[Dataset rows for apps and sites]
────────────────────

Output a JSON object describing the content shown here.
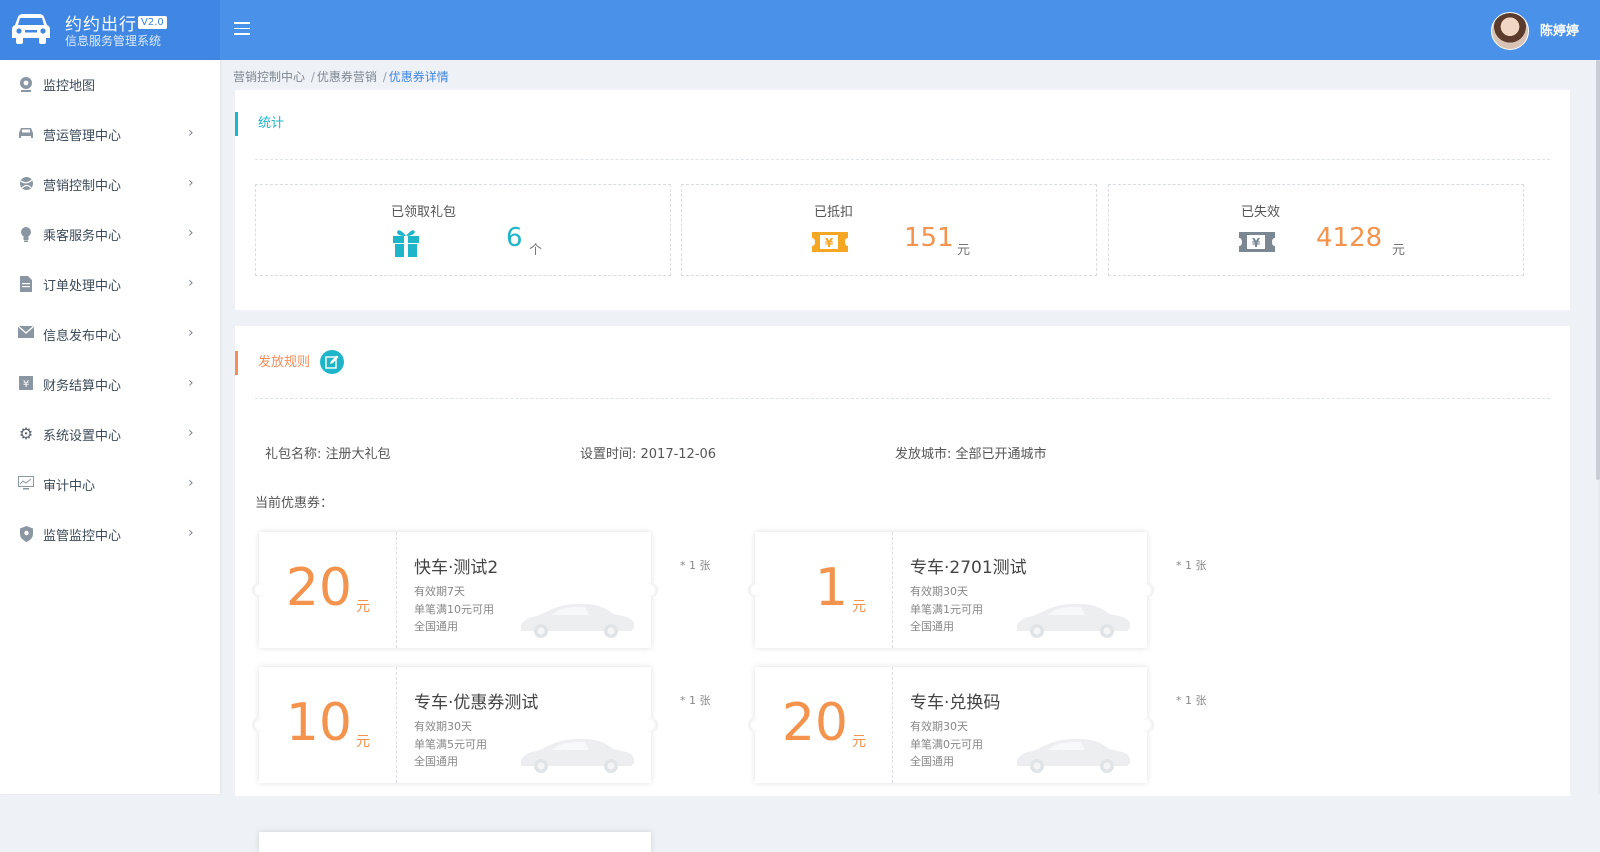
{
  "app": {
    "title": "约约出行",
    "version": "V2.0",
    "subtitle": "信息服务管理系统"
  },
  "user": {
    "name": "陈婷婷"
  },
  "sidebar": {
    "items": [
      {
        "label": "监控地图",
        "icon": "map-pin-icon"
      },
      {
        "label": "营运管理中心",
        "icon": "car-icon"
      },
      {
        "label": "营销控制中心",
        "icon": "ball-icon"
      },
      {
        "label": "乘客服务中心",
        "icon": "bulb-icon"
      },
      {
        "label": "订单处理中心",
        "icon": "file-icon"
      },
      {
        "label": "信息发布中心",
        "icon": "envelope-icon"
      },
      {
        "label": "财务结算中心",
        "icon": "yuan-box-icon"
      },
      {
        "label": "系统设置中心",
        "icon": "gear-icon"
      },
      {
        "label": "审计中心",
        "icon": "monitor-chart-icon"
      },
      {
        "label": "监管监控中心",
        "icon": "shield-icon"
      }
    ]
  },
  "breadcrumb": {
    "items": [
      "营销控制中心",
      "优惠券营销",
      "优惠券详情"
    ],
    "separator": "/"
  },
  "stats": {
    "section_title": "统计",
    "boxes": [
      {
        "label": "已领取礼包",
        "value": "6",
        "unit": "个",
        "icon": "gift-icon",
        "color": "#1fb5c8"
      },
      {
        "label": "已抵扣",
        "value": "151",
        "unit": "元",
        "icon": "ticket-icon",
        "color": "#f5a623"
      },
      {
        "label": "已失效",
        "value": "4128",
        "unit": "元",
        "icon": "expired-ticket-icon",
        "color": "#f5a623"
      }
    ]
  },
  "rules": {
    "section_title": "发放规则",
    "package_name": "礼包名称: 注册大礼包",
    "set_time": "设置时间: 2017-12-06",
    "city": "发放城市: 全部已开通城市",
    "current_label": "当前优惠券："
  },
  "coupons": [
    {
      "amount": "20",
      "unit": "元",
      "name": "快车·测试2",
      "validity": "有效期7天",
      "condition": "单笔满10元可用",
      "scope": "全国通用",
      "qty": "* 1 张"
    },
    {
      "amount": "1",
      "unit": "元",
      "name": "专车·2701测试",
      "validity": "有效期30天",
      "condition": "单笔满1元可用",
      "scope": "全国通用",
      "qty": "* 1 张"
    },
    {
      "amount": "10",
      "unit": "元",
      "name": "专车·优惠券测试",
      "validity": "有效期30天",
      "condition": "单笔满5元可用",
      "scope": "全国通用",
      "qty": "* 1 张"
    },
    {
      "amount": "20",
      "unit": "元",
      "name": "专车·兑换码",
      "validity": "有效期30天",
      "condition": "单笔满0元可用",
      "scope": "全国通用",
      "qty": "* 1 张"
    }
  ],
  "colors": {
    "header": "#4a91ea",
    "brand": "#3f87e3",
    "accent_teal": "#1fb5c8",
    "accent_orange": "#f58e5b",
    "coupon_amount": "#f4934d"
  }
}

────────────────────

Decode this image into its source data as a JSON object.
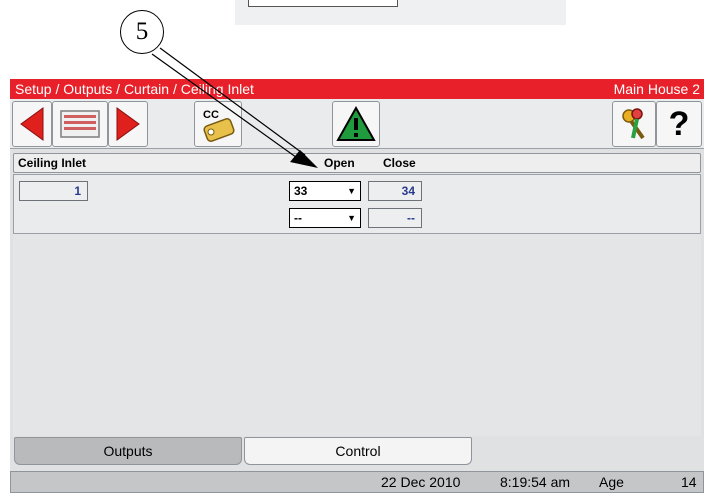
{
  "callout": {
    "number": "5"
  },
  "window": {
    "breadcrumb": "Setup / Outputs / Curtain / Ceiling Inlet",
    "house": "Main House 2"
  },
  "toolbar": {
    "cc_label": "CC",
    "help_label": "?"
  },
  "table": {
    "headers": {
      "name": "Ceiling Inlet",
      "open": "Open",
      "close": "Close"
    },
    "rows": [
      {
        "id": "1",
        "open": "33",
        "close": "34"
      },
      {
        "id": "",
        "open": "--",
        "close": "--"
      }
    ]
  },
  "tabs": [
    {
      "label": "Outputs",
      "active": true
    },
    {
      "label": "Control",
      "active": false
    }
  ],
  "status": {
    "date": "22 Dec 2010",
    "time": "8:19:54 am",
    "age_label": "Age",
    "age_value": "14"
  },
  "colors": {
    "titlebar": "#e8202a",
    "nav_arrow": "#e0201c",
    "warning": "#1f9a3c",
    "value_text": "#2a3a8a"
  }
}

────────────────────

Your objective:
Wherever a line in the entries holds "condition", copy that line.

Solution below:
      "condition": "单笔满10元可用",
      "condition": "单笔满1元可用",
      "condition": "单笔满5元可用",
      "condition": "单笔满0元可用",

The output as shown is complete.